***** Material shown

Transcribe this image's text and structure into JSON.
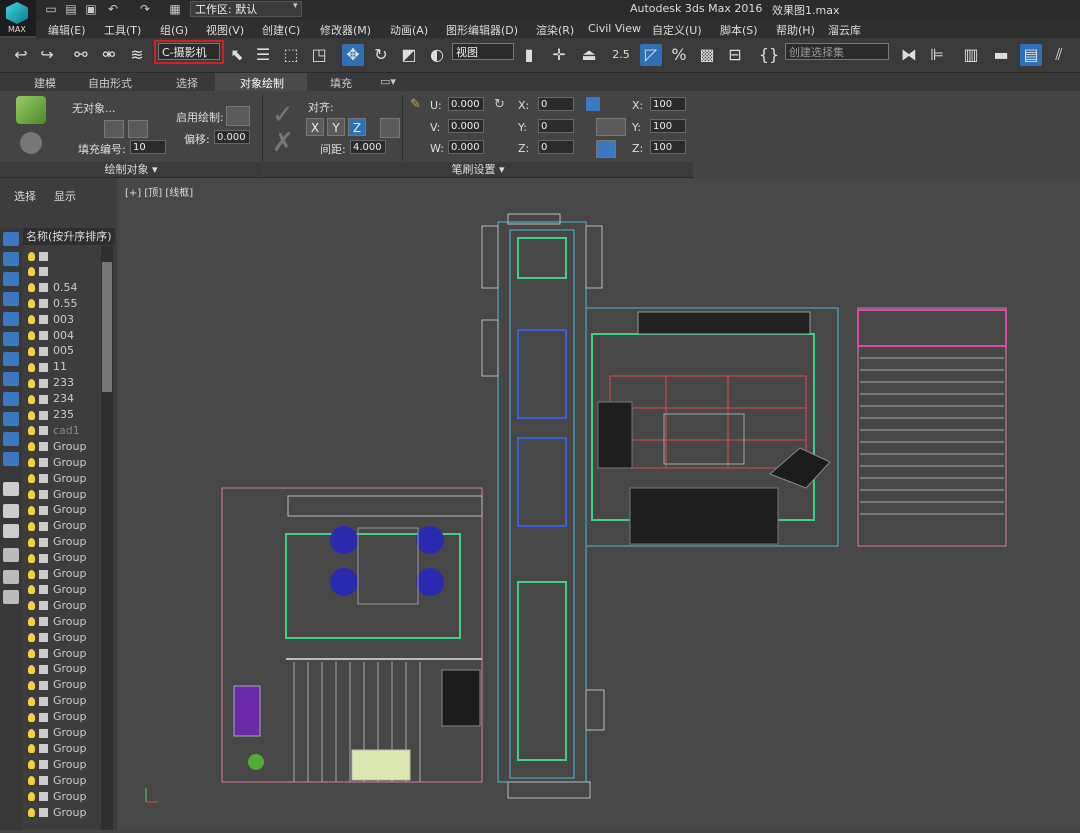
{
  "app": {
    "logo_label": "MAX",
    "workspace_value": "工作区: 默认",
    "title": "Autodesk 3ds Max 2016",
    "file": "效果图1.max"
  },
  "menus": [
    "编辑(E)",
    "工具(T)",
    "组(G)",
    "视图(V)",
    "创建(C)",
    "修改器(M)",
    "动画(A)",
    "图形编辑器(D)",
    "渲染(R)",
    "Civil View",
    "自定义(U)",
    "脚本(S)",
    "帮助(H)",
    "溜云库"
  ],
  "toolbar": {
    "camera_select": "C-摄影机",
    "view_select": "视图",
    "snap_value": "2.5",
    "selection_set_placeholder": "创建选择集"
  },
  "ribbon_tabs": [
    "建模",
    "自由形式",
    "选择",
    "对象绘制",
    "填充"
  ],
  "ribbon": {
    "no_object": "无对象...",
    "enable_paint": "启用绘制:",
    "offset_label": "偏移:",
    "offset_value": "0.000",
    "fill_number_label": "填充编号:",
    "fill_number_value": "10",
    "align_label": "对齐:",
    "axes": [
      "X",
      "Y",
      "Z"
    ],
    "spacing_label": "间距:",
    "spacing_value": "4.000",
    "u_label": "U:",
    "u_value": "0.000",
    "v_label": "V:",
    "v_value": "0.000",
    "w_label": "W:",
    "w_value": "0.000",
    "rx_label": "X:",
    "rx_value": "0",
    "ry_label": "Y:",
    "ry_value": "0",
    "rz_label": "Z:",
    "rz_value": "0",
    "sx_label": "X:",
    "sx_value": "100",
    "sy_label": "Y:",
    "sy_value": "100",
    "sz_label": "Z:",
    "sz_value": "100",
    "group_paint_objects": "绘制对象 ▾",
    "group_brush_settings": "笔刷设置 ▾"
  },
  "scene_explorer": {
    "tabs": [
      "选择",
      "显示"
    ],
    "column_header": "名称(按升序排序)",
    "items": [
      "",
      "",
      "0.54",
      "0.55",
      "003",
      "004",
      "005",
      "11",
      "233",
      "234",
      "235",
      "cad1",
      "Group",
      "Group",
      "Group",
      "Group",
      "Group",
      "Group",
      "Group",
      "Group",
      "Group",
      "Group",
      "Group",
      "Group",
      "Group",
      "Group",
      "Group",
      "Group",
      "Group",
      "Group",
      "Group",
      "Group",
      "Group",
      "Group",
      "Group",
      "Group",
      "Grou"
    ]
  },
  "viewport": {
    "label": "[+] [顶] [线框]"
  },
  "colors": {
    "accent": "#2e6fb5",
    "highlight_border": "#d02020",
    "viewport_bg": "#474747"
  }
}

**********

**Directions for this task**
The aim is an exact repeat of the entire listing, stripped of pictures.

**The answer**
Transcribe this image's text and structure into JSON.
{
  "app": {
    "logo_label": "MAX",
    "workspace_value": "工作区: 默认",
    "title": "Autodesk 3ds Max 2016",
    "file": "效果图1.max"
  },
  "menus": [
    "编辑(E)",
    "工具(T)",
    "组(G)",
    "视图(V)",
    "创建(C)",
    "修改器(M)",
    "动画(A)",
    "图形编辑器(D)",
    "渲染(R)",
    "Civil View",
    "自定义(U)",
    "脚本(S)",
    "帮助(H)",
    "溜云库"
  ],
  "toolbar": {
    "camera_select": "C-摄影机",
    "view_select": "视图",
    "snap_value": "2.5",
    "selection_set_placeholder": "创建选择集"
  },
  "ribbon_tabs": [
    "建模",
    "自由形式",
    "选择",
    "对象绘制",
    "填充"
  ],
  "ribbon": {
    "no_object": "无对象...",
    "enable_paint": "启用绘制:",
    "offset_label": "偏移:",
    "offset_value": "0.000",
    "fill_number_label": "填充编号:",
    "fill_number_value": "10",
    "align_label": "对齐:",
    "axes": [
      "X",
      "Y",
      "Z"
    ],
    "spacing_label": "间距:",
    "spacing_value": "4.000",
    "u_label": "U:",
    "u_value": "0.000",
    "v_label": "V:",
    "v_value": "0.000",
    "w_label": "W:",
    "w_value": "0.000",
    "rx_label": "X:",
    "rx_value": "0",
    "ry_label": "Y:",
    "ry_value": "0",
    "rz_label": "Z:",
    "rz_value": "0",
    "sx_label": "X:",
    "sx_value": "100",
    "sy_label": "Y:",
    "sy_value": "100",
    "sz_label": "Z:",
    "sz_value": "100",
    "group_paint_objects": "绘制对象 ▾",
    "group_brush_settings": "笔刷设置 ▾"
  },
  "scene_explorer": {
    "tabs": [
      "选择",
      "显示"
    ],
    "column_header": "名称(按升序排序)",
    "items": [
      "",
      "",
      "0.54",
      "0.55",
      "003",
      "004",
      "005",
      "11",
      "233",
      "234",
      "235",
      "cad1",
      "Group",
      "Group",
      "Group",
      "Group",
      "Group",
      "Group",
      "Group",
      "Group",
      "Group",
      "Group",
      "Group",
      "Group",
      "Group",
      "Group",
      "Group",
      "Group",
      "Group",
      "Group",
      "Group",
      "Group",
      "Group",
      "Group",
      "Group",
      "Group",
      "Grou"
    ]
  },
  "viewport": {
    "label": "[+] [顶] [线框]"
  },
  "colors": {
    "accent": "#2e6fb5",
    "highlight_border": "#d02020",
    "viewport_bg": "#474747"
  }
}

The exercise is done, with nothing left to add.